With a bit of clever shaping, The Shawl Collar Stole is a meltingly soft stole that drapes beautifully and securely around the shoulders. The wide top band in gentle ribbing turns over to form a snuggly collar. The back is curved to create some roominess through the arms and allow the fronts to sit properly. The stole is just wide enough for comfortable coverage, but not so wide that you’re constantly sitting on the back, and the fronts have enough wrap-around length without getting in your way. Valley Superwash Bulky makes the crocheting quick and smooth, while the relaxed gauge and open lacy stitch pattern keep this stole surprisingly lightweight yet cozy without being stuffy.
We asked Doris to tell us about about how she designs, what she finds inspiring, and to give us a hint about what we can expect to see throughout the year.
Tell us a bit about your design process. Do you have design ideas in your head that inspire you to search out the right yarn or do you find a yarn and let the design grow from there?
Unless an editor requests a specific silhouette or style, I will always begin with yarn. Yarn in the hands speaks to me in ways I don’t completely understand and begins a process not easily explained. I have referred to this process as organic designing rather than technical designing. A technical designer may create a completed project in the mind, perhaps to the point of being able to write a pattern, before ever picking up a hook. That designer has only to plug in an appropriate yarn and crochet according to the plan, or have a contract crocheter make the sample. An organic designer grows things from yarn. Sounds idiotic and overly simplistic when put that way, but it does describe how it feels to me. It’s not that technical designers don’t care about yarn or that organic designers are space cadets. Designers aren’t totally one or the other, just as no person is totally right brained or left brained. Good design is a cocktail of the two in different proportions, plus a dash of individual skill and aesthetics.

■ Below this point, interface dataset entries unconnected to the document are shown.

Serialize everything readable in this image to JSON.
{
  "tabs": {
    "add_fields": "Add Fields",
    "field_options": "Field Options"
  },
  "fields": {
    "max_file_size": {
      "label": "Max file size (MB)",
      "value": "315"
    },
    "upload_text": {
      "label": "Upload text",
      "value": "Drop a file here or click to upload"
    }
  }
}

On my technical side, I possess a personal bag of crochet tricks or techniques on which I often fall back; years of experience (trial and error) have granted me a feel for seamless construction, working lace stitch patterns in relaxed gauge, shaping and manipulating fabric. But for me there can’t be design until I grok the yarn in a fairly intense, hands-on way. I sometimes take the yarn for a series of test drives(some call it swatching) before I arrive at the place I need to be. Once there is good fabric, then the project can grow from there.
Where do you find inspiration? Do you hike? jog in the city? take your camera everywhere you go? have a studio full of inspiring color and images?
Surely you jest. I am a serious slug and hardly leave my home. As an admitted sci-fi fan geek I immerse myself not in colors and fashion or artistic images, but in works of fantasy. Not that I design sci-fi fangeek crochet (not much anyway!), but I do tap into the sense of wonder, the outside-the-box possibilities that are at the core of my favorite guilty pleasures. My friends and readers inspire me. I may ask what sort of crochet they’d like to see, and then make it so. I also look backwards quite often, seeking out images and descriptions of vintage or retro pieces that can be translated into crochet-speak and given contemporary appeal. But what inspires me most is meeting a yarn that doesn’t want to live in my usual comfort zone. This pushes me to work even farther outside the box and leads me to different techniques, fresh approaches and new solutions in order to make that yarn happy in crochet.
Tell us about your design aesthetic. What can our customers expect to see from you this year?
My aesthetic is governed by what I believe looks and feels right on the body. Wearable, doable garments and accessories in flexible, forgiving fabrics that are shaped to fit and flatter are what I love to design. I prefer working in one single solid color, the better to showcase the crochet stitchwork. BUT…occasionally I wander over to the dark side and design afghans. That’s where I play with color. Nothing is as satisfying as making something amazing for your home to look at and enjoy every day
Tell us about your favorite Valley Yarn, is there a Valley Yarn you are excited to work with?
My favorite Valley Yarn to date, mainly for the reason that I am allergic to and cannot wear wool, is Goshen. I have designed extensively in this lovely cotton blend, and it is my go-to medium worsted yarn for my own personal crocheted garments. I eagerly anticipate working again with fine gauge Charlemont and the growing family of Valley Superwash, now in DK, worsted and bulky weights.
What designers do you like/follow? Are there designs you wish you had time to knit/crochet/sew?
Majorly unfair question. Honestly I’d rather NOT know what everyone else is doing, so as not to be unduly influenced by anyone. If you want to accuse me of being a lazy slug, that’s another way to say it. I do follow with understandable interest the work of my boss at DesigningVashti.com, Vashti Braha. She often takes her crochet in directions I fear to tread and with enviable passion.
And don’t forget, we’ll have a new design from Fiona Ellis next month and each odd numbered month of the year. Check out her designs here. And we’ll reveal the next crochet design from Doris Chan in April, and in each even numbered month this year! You can see all her designs here.